Pictures taken at our camp site, White Rock CG. We would call it Chocolate Swirl CG.
This has been on my bucket list for years. The first time I tried it, I could not even find the trail from the road through the Tamarisks. This time I was able to find the faint trail, mostly used by cows. After crossing the shallow Paria River and entering the drainage canyon, I found the trail. Can you see it? Steep and filled with scree. It was the challenging climbs I have attempted. Huffing and puffing, I thought twice about blowing it off. After resting for awhile and looking up, I was twice enticed to continue and twice fooled by false tops.

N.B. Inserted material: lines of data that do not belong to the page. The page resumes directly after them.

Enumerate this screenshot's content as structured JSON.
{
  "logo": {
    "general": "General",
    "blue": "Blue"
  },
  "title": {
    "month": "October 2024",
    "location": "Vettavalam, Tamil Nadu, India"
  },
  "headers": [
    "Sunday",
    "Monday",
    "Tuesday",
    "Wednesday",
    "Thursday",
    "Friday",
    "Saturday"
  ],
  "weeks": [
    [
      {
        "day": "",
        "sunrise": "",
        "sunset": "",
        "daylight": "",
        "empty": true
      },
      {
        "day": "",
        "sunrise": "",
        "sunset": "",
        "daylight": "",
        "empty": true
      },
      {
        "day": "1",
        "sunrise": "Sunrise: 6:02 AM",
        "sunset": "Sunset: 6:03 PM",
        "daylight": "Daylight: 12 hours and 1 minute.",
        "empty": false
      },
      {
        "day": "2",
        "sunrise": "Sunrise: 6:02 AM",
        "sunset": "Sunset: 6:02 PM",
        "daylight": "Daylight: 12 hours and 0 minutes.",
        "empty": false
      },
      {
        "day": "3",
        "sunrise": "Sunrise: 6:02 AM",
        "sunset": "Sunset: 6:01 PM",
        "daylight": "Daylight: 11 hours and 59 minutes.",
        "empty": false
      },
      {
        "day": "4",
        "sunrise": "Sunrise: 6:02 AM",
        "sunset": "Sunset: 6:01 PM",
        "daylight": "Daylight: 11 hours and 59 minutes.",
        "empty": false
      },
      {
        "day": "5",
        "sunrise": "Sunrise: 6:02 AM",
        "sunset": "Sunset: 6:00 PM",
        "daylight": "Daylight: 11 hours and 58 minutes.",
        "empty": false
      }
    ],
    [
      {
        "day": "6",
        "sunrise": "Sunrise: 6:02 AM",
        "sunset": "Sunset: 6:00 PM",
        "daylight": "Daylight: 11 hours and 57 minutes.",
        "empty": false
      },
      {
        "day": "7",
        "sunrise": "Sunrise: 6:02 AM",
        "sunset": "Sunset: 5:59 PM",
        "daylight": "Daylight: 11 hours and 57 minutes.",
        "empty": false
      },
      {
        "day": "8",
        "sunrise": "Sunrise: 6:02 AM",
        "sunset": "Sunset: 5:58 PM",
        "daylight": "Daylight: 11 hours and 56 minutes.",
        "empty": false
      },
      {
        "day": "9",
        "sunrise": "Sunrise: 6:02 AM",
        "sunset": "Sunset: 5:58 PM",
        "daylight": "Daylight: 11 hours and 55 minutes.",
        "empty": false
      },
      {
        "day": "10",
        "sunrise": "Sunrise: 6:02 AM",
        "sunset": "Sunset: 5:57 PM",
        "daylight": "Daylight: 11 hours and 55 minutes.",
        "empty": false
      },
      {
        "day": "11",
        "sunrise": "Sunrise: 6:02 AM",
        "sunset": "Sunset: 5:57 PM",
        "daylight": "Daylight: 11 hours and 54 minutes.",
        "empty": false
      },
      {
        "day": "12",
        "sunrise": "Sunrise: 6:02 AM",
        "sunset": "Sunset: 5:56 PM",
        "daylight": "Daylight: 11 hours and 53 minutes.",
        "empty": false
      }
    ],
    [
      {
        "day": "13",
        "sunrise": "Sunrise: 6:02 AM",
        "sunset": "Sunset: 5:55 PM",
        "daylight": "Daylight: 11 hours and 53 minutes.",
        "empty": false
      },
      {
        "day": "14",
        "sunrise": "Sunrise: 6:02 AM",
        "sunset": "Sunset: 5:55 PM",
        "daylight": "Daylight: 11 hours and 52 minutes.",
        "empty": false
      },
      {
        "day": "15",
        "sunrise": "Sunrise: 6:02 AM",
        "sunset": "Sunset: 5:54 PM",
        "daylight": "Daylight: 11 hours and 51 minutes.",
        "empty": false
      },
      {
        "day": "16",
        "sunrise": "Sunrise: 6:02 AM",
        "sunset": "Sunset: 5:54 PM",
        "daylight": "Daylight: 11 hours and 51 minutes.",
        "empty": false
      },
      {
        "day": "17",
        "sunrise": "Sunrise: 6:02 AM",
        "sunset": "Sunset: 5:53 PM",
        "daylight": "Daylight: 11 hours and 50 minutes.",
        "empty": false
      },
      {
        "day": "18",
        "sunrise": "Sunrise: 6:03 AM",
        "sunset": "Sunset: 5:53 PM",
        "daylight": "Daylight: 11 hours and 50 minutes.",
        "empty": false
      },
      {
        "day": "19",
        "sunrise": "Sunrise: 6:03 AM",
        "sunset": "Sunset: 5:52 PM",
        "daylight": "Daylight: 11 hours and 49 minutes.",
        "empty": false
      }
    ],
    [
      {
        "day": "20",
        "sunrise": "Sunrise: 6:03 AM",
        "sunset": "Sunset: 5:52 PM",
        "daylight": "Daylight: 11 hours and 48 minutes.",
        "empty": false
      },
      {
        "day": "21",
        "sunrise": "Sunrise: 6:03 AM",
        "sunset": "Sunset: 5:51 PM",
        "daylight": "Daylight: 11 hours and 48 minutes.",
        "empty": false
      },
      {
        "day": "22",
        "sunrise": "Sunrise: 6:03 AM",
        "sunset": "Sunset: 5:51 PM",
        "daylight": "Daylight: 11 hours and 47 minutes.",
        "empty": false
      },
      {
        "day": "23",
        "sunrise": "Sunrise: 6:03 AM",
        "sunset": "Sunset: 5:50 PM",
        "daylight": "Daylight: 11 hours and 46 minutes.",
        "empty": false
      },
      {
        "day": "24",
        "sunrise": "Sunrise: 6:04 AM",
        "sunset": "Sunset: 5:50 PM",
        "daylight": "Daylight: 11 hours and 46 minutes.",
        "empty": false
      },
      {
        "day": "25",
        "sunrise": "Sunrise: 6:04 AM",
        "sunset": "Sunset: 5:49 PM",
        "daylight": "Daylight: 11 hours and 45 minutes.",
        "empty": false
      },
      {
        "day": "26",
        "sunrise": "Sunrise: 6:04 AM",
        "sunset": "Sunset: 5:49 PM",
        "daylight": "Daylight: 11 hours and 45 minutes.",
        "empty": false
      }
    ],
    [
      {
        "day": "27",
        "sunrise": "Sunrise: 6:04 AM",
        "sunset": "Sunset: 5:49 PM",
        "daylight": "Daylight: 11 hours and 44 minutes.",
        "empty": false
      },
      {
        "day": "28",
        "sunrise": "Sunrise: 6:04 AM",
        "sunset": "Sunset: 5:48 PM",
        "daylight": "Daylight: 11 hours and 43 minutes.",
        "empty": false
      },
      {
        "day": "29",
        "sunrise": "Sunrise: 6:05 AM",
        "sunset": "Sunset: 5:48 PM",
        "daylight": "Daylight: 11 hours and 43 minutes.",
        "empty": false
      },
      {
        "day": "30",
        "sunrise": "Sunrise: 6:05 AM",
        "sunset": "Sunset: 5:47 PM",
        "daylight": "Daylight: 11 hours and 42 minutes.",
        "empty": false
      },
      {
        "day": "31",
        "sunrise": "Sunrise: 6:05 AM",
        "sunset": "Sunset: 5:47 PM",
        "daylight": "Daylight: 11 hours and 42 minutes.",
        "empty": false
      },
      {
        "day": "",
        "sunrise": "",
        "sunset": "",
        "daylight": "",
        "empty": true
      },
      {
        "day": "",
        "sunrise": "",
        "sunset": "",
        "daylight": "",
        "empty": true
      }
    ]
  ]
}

Somehow, I made it and this was the view. I would have liked to hiked over to it and walked around on it. But I was totally baked. So I contented myself shooting hand held with 600mm digital telephoto.
After the sights we have seen in the last month, we are now jaded. Nothing else, in the US, compares to Valley of Fire or the pockets of wonder found in and around Vermillion Cliffs. This is nirvana for us. Several years ago, I bought two books on photographing the south west. They have pointed us in directions we would have never known about. He provides details on the best time of day for photography and detailed access information. The day we were leaving Vermillion Cliffs I thought to look at them. Discovered I had left plenty on the table. I hope to live another year so can return and at least try to get some of the shots he did.
When you drive east from Page, AZ you enter Indian Country. Most of AZ, NM and southern UT is Indian Country. We elected to take this route to Moab simply to stay in the boonies. On a whim, we decided to see what the Navajo Monument was all about. Well, it’s like Mesa Verde, without all the people. The only person in the VC was a Indian woman running the book store. She was most forthcoming in answering our questions about Indian culture. The campground is delightful. We were the only ones here all afternoon. After 6, two tenters showed up. And it’s free.
The more remote Keet Seel site is accessed from here in the warmer months. It’s supposed to be the best preserved site in the SW. We will not be seeing it as it is a 17 mile hike.
You decide from the pictures, if it’s worth your time.